_WHAT IS REQUIRED_
Whenever a line below holds the word "adapters", count it; please give only the final number.
===== DATA PROVIDED =====
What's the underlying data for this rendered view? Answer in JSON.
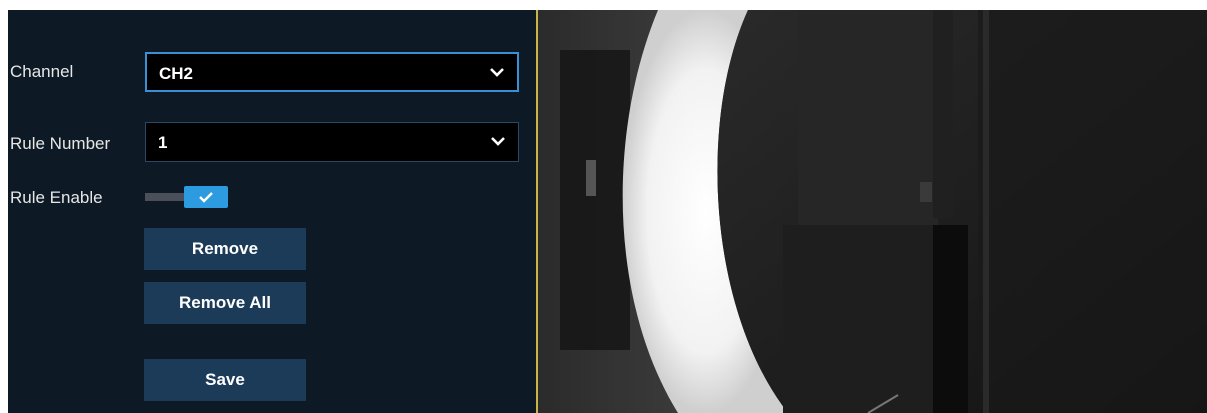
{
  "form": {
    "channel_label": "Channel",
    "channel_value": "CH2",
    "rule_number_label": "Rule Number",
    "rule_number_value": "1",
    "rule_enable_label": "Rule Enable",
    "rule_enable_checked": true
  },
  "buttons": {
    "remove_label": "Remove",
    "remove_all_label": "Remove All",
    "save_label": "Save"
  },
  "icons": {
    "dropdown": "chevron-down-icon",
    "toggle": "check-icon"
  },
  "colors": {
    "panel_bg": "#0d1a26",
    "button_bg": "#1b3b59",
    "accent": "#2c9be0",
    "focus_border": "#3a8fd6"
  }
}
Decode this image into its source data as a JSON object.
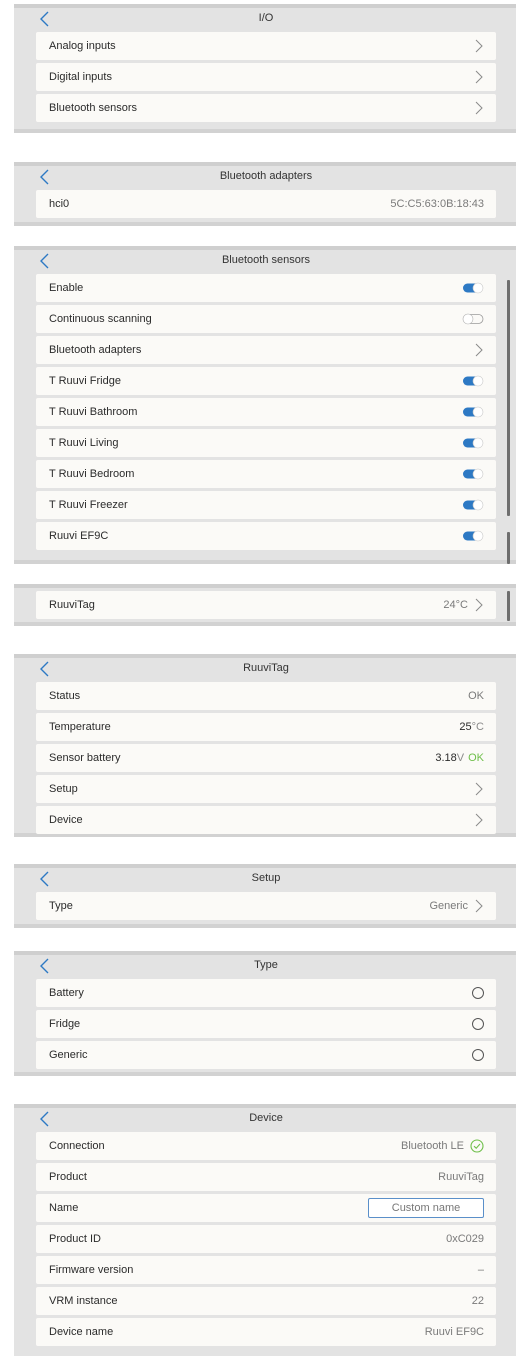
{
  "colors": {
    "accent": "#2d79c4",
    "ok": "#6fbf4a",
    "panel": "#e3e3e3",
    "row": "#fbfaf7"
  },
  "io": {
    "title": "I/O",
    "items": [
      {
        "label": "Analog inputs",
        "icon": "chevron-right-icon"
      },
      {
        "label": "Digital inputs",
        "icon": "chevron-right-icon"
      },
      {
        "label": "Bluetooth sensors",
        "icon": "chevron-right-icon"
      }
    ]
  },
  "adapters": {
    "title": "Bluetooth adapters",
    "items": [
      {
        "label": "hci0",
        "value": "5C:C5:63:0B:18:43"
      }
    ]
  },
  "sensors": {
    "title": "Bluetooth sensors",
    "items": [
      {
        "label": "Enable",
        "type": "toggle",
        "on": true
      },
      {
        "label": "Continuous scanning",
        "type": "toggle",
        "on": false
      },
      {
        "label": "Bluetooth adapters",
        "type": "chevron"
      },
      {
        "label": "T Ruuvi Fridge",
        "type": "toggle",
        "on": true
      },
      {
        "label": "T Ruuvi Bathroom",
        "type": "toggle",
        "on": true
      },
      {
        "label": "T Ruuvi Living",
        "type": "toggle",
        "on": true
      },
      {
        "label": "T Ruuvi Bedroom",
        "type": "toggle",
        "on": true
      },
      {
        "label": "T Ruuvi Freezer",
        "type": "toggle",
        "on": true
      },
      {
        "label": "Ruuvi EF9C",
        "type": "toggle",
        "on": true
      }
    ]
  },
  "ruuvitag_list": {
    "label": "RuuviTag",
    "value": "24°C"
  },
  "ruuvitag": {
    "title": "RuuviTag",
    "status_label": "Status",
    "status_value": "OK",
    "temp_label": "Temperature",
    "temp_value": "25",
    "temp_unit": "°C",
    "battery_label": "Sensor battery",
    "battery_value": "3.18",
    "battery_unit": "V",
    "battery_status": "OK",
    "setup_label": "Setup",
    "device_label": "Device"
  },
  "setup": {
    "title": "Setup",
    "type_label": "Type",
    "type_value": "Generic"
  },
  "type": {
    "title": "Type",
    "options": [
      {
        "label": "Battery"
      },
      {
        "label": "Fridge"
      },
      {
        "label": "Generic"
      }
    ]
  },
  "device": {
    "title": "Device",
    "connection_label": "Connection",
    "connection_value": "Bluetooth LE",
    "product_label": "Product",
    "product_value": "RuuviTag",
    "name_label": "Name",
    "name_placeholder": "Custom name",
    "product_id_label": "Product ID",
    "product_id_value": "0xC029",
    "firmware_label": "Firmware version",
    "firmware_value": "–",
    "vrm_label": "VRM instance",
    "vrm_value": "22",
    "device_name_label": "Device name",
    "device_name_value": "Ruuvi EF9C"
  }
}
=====
_YOUR SOLUTION_
3